Judge Himel took one year to prepare her decision and released it in September 2010. In her 131-page decision, she noted that she had examined 25,000 pages of material encased in 88 volumes. So this was not a whimsical ruling by a lower court judge. She pointed out what her decision was not about. It was not about the good and bad of prostitution, or even what prostitution was. It was also not about whether prostitution was illegal. It was not. The decision was about whether three provisions in the Criminal Code were constitutional. With that in mind, she went into a great deal of detail about what might make laws unconstitutional. Finally, she put her decision into context. She distinguished what her role was and what Parliament’s role was, and put it squarely to our political leaders that they had some work to do.
She analyzed the evidence given by the witnesses, particularly the experts. She analyzed the affidavits and transcripts of the cross-examinations of dozens of expert witnesses. In addition, she analyzed, in the context of this case, what Parliamentary committees and working groups and other committees had published prior to this case.

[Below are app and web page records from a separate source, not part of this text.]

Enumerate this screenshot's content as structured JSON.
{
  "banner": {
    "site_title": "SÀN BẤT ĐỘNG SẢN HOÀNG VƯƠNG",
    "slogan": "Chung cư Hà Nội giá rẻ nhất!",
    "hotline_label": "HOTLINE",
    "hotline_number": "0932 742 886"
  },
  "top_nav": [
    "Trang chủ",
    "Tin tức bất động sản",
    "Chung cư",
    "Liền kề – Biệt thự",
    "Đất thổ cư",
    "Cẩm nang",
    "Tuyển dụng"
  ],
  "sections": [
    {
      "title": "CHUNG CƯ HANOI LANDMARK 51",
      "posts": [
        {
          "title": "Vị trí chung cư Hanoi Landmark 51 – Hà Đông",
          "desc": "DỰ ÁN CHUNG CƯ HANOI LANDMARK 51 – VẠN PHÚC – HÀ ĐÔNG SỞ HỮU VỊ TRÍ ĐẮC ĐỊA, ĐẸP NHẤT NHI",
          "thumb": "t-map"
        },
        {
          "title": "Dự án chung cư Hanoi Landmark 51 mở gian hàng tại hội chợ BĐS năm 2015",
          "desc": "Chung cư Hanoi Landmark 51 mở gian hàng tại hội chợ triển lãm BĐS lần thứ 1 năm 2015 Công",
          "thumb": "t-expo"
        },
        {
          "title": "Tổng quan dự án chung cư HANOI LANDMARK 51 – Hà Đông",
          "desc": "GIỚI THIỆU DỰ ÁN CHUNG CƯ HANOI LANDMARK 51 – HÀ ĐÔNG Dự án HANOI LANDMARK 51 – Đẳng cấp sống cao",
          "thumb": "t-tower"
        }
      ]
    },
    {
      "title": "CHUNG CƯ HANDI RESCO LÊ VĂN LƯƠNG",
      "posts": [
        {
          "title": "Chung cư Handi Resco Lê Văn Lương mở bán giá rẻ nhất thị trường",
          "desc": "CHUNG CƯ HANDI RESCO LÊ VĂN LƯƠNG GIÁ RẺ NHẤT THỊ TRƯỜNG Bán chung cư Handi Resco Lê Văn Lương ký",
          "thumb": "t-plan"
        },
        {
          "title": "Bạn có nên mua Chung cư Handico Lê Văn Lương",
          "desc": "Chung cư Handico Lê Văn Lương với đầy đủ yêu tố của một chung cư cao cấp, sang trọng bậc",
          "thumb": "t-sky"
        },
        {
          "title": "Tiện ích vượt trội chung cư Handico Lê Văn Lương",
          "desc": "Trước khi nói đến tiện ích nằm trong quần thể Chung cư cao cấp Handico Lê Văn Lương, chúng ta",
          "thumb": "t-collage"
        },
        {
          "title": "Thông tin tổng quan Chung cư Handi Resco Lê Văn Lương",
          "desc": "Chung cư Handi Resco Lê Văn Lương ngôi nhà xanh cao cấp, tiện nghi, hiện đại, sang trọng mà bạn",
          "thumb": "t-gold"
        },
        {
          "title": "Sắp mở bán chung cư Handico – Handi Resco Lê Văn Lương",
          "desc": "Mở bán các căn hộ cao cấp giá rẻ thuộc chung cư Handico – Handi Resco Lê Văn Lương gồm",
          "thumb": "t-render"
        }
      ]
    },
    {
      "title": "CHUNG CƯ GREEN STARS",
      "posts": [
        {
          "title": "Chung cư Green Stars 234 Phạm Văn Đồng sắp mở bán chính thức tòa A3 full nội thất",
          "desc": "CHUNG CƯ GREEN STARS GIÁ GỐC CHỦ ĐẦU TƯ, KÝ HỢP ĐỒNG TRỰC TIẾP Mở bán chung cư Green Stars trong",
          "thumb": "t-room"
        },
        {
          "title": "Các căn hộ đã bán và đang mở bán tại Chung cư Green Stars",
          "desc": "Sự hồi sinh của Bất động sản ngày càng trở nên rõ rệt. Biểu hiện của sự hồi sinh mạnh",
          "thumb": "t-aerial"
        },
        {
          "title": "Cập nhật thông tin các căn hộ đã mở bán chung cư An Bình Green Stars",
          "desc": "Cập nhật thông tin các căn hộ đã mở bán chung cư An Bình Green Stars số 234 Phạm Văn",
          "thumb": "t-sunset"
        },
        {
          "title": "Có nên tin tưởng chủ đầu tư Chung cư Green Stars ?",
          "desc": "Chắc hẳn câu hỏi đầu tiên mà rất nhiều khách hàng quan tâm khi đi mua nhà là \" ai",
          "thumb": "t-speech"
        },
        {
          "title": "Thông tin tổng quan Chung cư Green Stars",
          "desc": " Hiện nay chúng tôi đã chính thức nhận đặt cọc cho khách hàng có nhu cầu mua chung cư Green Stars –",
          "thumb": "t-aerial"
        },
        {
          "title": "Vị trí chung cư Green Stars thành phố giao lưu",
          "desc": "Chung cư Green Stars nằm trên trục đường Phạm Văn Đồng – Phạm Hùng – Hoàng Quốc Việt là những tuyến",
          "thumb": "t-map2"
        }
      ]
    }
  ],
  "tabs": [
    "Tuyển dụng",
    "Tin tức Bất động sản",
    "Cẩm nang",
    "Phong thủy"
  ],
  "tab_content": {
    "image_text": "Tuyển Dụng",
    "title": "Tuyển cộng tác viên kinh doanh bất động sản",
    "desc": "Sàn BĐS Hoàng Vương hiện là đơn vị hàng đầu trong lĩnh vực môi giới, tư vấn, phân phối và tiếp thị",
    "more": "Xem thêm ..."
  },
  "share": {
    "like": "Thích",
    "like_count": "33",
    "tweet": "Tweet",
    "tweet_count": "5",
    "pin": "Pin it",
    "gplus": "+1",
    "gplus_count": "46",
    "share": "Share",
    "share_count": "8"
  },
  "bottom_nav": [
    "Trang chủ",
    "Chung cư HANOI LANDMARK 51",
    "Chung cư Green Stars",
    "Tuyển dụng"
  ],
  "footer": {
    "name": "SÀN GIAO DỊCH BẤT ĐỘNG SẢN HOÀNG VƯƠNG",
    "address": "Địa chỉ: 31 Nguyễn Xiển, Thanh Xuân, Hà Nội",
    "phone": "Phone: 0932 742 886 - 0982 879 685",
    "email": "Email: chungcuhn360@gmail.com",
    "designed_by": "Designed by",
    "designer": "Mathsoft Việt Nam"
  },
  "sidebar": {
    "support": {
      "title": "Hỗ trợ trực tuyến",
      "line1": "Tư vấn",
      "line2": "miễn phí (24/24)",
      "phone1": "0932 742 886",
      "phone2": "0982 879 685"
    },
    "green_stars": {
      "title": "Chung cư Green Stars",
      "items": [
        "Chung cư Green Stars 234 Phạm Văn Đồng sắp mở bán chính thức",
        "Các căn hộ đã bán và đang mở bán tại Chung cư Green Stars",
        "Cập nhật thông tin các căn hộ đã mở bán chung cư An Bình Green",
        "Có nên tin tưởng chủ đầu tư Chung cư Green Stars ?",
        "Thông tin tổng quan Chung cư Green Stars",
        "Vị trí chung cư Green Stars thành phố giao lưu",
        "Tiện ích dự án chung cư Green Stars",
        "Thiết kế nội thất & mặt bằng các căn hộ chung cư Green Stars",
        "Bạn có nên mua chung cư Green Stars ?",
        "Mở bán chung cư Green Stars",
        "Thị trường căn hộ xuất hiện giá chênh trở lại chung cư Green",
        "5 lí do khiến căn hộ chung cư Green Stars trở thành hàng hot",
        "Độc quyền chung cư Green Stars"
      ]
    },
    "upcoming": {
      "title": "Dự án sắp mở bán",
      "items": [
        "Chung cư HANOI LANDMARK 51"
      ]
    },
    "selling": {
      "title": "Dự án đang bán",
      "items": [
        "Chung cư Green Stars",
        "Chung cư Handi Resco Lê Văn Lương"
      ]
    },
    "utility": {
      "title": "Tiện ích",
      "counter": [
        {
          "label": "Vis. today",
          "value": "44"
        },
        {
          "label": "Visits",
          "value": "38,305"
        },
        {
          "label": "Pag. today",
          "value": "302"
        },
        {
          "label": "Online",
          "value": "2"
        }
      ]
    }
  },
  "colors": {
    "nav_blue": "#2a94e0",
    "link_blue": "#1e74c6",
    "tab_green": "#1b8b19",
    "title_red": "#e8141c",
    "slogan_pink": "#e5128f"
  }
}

She commented extensively on the experience of other countries in dealing with prostitution, thereby answering squarely most of the comments on this topic made subsequently by those who had not read the decision. And finally, she commented at great length on what other judges had to say about the arguments used by our side and by our opponents. According to learned commentators, she was writing as much for higher courts as anyone else.

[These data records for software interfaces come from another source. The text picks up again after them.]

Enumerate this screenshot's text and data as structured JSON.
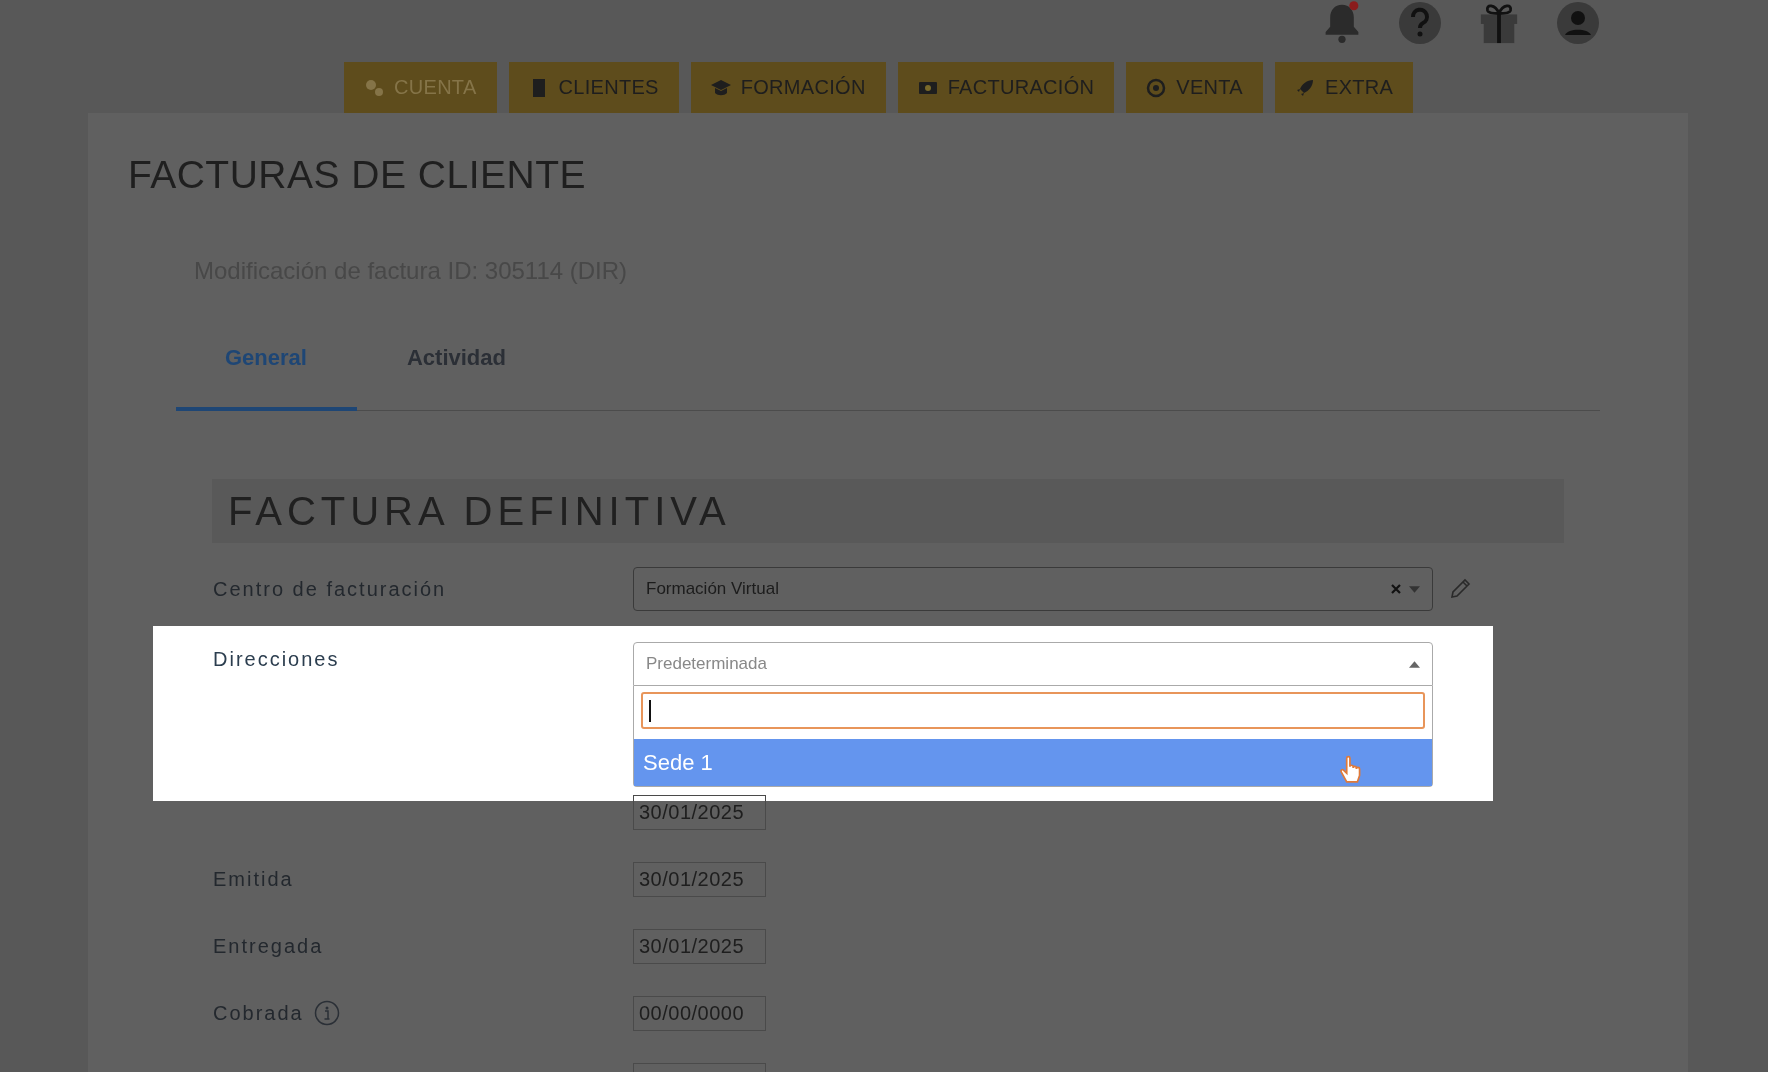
{
  "header_icons": {
    "notification_dot": true
  },
  "nav": [
    {
      "label": "CUENTA",
      "disabled": true
    },
    {
      "label": "CLIENTES",
      "disabled": false
    },
    {
      "label": "FORMACIÓN",
      "disabled": false
    },
    {
      "label": "FACTURACIÓN",
      "disabled": false
    },
    {
      "label": "VENTA",
      "disabled": false
    },
    {
      "label": "EXTRA",
      "disabled": false
    }
  ],
  "page_title": "FACTURAS DE CLIENTE",
  "subtitle": "Modificación de factura ID: 305114 (DIR)",
  "tabs": [
    {
      "label": "General",
      "selected": true
    },
    {
      "label": "Actividad",
      "selected": false
    }
  ],
  "section_title": "FACTURA DEFINITIVA",
  "billing_center": {
    "label": "Centro de facturación",
    "value": "Formación Virtual"
  },
  "addresses": {
    "label": "Direcciones",
    "placeholder": "Predeterminada",
    "expanded": true,
    "options": [
      {
        "label": "Sede 1",
        "selected": true
      }
    ]
  },
  "date_rows": [
    {
      "label": "",
      "value": "30/01/2025",
      "info": false
    },
    {
      "label": "Emitida",
      "value": "30/01/2025",
      "info": false
    },
    {
      "label": "Entregada",
      "value": "30/01/2025",
      "info": false
    },
    {
      "label": "Cobrada",
      "value": "00/00/0000",
      "info": true
    },
    {
      "label": "",
      "value": "",
      "info": false
    }
  ]
}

She found that our application was right. The laws against communicating for the purposes of prostitution, living off the avails of prostitution, and keeping a common bawdy house were unconstitutional for a number of reasons. For one thing, they did not achieve their objectives but in fact worked in the opposite direction. She agreed that the laws prevented prostitutes from protecting themselves, and that the laws protected the perpetrators of violence against women more than they inhibited such violence. She agreed that indoor prostitution was safer than street prostitution. She agreed that the current prostitution laws were only minimally enforced. She agreed that the laws were too broad, leading to unelected officials distinguishing right from wrong. She agreed that striking down the laws would not lead to a dramatic increase in prostitution. She pointed out that numerous other laws are already on the books to combat the worst aspects of the sex trade. She went to great length to point out that Alan was right to say that the Crown’s witnesses were advocates more than experts, and that the Crown was often off point in arguing against our application. She further noted that the arguments against the application were also more rhetorical than relevant.
Going forward, the decision will have implications. It was a binding recognition of sex workers’ rights and of human rights generally in Canada. It proved the weakness, if not inability, of laws against prostitution to protect sex workers. The decision also court tested evidence of the effects of laws in other countries and dispelled the myths that the so-called Nordic Model is good policy or that legalization of the sex trade is detrimental.